“I’m not the one that has ribbons everywhere and paints my hair pink,” said D’Addario. At a family Easter gathering that fell a couple days after her oncologist told her she had breast cancer in 2015, D’Addario and her husband didn’t even tell her family members about the diagnosis.
“It was, like, Easter,” she said in an interview last week. “So we put on a happy face.”
Breast cancer, which enjoys a high profile in the United States thanks to organizations such as the American Cancer Society and the Susan G. Komen foundation, wasn’t even the first kind of cancer that had disrupted D’Addario’s life. Faced at age 26 with a positive test for a genetic mutation that causes a high risk of developing the same kind of stomach cancer that had killed her father and grandmother, D’Addario had a surgery in 2010 in which the surgeon removed her stomach and connected the end of her esophagus to her small intestine.
Her brother, aunt, and uncle all tested positive for the mutation and also underwent the same surgery as a preventative measure.
In D’Addario’s stomach, the surgeon found 32 spots of the cancer, in its early stages but still validation enough that her decision was correct.
“I was like, okay, I did the right thing,” she said. “The breast cancer was not even on my radar.”
Only a few years later, D’Addario’s doctor — Erin Hofstatter, an oncologist at Yale-New Haven Hospital Cancer Genetics & Prevention Center — was telling her the news.
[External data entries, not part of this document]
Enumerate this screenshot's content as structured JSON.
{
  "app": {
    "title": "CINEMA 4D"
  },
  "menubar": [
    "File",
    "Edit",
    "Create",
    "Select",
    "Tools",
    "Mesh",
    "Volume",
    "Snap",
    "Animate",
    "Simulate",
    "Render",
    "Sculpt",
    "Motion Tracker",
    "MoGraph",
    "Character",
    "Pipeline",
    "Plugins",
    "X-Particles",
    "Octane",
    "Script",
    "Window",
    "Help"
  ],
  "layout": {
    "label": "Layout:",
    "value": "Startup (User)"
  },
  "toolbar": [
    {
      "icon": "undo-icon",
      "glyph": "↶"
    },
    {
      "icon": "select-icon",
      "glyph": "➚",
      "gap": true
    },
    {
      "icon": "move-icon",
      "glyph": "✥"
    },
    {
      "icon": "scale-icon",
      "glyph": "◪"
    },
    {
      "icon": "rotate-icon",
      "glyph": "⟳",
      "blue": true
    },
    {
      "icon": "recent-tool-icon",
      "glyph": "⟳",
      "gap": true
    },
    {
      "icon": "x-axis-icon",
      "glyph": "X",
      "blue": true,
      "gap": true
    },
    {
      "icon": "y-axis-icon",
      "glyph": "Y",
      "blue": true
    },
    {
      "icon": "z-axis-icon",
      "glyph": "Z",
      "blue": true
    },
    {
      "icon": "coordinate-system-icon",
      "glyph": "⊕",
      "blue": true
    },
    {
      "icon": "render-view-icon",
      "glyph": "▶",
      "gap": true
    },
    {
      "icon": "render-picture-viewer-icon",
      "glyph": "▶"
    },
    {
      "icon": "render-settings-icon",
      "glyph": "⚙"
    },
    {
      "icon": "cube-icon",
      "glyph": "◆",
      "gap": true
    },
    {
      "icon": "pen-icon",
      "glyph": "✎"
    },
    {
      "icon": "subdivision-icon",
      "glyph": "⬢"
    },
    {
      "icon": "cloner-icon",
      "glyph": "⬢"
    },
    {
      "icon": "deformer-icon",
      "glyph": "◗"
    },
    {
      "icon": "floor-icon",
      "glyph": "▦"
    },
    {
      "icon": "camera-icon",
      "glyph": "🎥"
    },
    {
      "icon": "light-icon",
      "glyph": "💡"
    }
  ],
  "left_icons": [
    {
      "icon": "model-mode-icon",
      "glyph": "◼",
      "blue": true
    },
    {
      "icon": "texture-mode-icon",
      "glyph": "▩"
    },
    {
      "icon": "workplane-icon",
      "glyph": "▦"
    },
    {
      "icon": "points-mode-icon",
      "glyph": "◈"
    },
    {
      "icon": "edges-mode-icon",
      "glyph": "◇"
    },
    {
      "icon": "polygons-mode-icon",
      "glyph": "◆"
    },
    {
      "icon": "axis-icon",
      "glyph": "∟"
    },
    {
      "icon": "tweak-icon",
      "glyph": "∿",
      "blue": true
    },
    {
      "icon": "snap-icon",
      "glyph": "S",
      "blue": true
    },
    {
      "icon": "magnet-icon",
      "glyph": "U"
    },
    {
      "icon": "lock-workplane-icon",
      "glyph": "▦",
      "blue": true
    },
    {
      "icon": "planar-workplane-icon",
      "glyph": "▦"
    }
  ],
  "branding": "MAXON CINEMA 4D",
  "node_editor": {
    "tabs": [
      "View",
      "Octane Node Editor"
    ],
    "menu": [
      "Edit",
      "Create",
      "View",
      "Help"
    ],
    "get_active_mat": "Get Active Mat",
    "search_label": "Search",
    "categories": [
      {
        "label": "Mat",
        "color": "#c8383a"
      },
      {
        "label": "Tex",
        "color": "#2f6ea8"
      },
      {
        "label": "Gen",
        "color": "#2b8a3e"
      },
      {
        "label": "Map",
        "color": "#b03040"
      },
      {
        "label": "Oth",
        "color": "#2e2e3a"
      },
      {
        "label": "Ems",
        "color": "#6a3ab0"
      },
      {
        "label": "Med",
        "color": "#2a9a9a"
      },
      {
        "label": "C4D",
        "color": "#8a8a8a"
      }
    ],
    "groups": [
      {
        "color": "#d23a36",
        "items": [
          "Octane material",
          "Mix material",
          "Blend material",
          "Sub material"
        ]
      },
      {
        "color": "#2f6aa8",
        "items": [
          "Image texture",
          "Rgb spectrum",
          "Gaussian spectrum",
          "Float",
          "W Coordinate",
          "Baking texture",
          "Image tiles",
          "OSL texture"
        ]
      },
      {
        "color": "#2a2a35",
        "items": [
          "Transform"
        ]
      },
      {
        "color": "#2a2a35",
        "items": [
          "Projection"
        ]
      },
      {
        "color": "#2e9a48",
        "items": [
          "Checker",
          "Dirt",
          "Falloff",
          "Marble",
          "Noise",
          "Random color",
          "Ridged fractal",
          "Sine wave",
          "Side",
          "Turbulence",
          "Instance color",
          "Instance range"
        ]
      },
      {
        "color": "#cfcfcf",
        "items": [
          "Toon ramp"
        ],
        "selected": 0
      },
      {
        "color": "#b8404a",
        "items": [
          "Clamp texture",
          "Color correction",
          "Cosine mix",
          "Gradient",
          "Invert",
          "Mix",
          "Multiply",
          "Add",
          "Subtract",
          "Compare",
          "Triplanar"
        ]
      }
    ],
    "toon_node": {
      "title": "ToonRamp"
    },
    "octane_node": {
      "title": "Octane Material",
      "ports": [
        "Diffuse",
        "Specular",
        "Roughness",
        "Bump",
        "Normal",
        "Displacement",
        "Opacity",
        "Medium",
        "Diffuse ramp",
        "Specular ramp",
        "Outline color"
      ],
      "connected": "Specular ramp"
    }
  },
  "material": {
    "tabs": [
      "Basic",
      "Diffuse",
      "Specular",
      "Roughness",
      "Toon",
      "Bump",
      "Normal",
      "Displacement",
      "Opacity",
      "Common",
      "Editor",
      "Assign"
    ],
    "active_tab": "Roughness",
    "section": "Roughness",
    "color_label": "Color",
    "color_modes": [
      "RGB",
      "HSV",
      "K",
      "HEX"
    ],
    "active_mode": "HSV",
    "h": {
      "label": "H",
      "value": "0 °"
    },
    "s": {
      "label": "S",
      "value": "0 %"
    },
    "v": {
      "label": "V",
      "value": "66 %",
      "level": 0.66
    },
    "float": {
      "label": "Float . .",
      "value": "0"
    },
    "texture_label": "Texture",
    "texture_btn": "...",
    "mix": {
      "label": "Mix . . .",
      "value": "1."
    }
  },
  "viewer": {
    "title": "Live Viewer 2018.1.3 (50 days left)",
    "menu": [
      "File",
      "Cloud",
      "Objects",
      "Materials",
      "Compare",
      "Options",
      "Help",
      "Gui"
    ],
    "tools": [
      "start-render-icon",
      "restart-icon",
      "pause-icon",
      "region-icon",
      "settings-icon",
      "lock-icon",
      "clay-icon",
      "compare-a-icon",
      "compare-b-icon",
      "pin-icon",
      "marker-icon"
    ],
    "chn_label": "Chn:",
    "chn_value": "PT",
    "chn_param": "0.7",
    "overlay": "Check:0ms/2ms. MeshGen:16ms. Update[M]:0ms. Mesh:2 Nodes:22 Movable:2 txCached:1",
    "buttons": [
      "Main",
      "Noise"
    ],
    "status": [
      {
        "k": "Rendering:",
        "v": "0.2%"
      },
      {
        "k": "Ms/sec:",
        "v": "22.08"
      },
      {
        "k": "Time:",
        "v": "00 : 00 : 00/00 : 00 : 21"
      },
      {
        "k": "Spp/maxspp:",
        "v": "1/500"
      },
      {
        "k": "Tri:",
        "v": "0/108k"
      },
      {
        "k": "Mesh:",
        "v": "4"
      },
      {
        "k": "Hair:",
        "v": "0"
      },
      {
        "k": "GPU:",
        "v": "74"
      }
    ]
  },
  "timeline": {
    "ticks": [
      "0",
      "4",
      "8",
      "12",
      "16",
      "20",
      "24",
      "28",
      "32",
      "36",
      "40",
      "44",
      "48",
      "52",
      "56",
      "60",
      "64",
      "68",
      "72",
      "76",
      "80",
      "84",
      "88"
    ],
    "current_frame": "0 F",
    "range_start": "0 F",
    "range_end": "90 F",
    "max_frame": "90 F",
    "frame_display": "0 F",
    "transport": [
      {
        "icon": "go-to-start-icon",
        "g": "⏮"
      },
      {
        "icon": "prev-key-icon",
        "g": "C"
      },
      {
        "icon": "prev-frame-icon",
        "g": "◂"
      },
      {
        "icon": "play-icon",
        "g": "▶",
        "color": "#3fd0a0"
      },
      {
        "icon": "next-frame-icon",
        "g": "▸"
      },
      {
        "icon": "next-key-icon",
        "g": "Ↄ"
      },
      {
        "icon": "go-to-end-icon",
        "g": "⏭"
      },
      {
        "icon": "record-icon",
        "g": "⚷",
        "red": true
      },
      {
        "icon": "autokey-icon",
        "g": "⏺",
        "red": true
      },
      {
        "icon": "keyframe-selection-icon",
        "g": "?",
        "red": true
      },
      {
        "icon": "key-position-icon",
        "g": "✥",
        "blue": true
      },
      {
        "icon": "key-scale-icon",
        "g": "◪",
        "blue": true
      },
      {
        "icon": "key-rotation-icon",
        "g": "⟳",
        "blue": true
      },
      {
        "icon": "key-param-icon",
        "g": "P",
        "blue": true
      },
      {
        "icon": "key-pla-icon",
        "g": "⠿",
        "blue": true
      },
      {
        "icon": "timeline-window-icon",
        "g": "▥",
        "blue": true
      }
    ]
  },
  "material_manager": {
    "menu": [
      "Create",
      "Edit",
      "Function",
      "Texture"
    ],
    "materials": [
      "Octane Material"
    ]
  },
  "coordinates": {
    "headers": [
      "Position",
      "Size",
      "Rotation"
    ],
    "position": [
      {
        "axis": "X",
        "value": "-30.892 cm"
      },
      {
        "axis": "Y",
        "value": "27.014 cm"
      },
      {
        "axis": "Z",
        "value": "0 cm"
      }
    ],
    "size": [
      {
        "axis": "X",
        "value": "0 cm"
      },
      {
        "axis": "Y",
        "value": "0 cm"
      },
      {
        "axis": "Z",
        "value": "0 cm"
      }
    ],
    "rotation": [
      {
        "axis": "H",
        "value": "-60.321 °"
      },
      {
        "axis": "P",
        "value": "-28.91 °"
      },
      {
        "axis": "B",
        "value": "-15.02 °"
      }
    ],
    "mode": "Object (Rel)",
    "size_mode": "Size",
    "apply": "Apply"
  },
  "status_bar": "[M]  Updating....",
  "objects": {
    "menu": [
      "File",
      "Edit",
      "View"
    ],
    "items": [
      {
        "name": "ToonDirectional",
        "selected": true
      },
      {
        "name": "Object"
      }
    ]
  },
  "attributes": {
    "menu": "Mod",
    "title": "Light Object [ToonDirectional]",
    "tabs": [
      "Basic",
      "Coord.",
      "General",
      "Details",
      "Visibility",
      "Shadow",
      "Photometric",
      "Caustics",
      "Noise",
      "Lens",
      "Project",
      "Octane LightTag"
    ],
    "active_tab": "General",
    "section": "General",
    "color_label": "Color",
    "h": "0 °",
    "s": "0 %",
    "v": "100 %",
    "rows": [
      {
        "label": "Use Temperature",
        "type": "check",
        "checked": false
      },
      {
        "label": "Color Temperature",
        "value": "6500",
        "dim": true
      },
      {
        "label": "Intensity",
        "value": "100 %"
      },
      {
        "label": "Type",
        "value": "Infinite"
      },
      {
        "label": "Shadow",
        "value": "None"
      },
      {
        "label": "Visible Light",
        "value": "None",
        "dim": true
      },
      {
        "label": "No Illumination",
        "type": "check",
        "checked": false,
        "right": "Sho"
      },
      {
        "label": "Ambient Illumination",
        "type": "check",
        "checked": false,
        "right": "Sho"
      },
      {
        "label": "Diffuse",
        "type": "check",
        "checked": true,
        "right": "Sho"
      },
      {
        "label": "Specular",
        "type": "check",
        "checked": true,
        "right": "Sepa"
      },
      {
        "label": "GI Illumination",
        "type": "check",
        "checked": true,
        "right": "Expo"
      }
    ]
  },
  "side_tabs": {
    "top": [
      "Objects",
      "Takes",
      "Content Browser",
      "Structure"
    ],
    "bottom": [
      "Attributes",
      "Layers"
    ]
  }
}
Invasive lobular cancer in her left breast.
“I remember she sat down and said, ‘Well, we have a lot to talk about.’”
Hofstatter, a 2014 recipient of one of the 100,000 in installments over two years to fund their work investigating prevention and treatment.
Finding someone willing to tell their story as the honorary chair of the walk took a few tries; the foundation didn’t have a walk chair last year, Maniscalo said.
“You can’t just force fit it,” she said. “We look for the right person — it has to mean something. It inspires people to want to step up and walk.”
Like Logan, who was working to grow the foundation even through the months before she died, D’Addario is “very honest,” Maniscalo said. “She’s always postive (but) she doesn’t try to spin it.”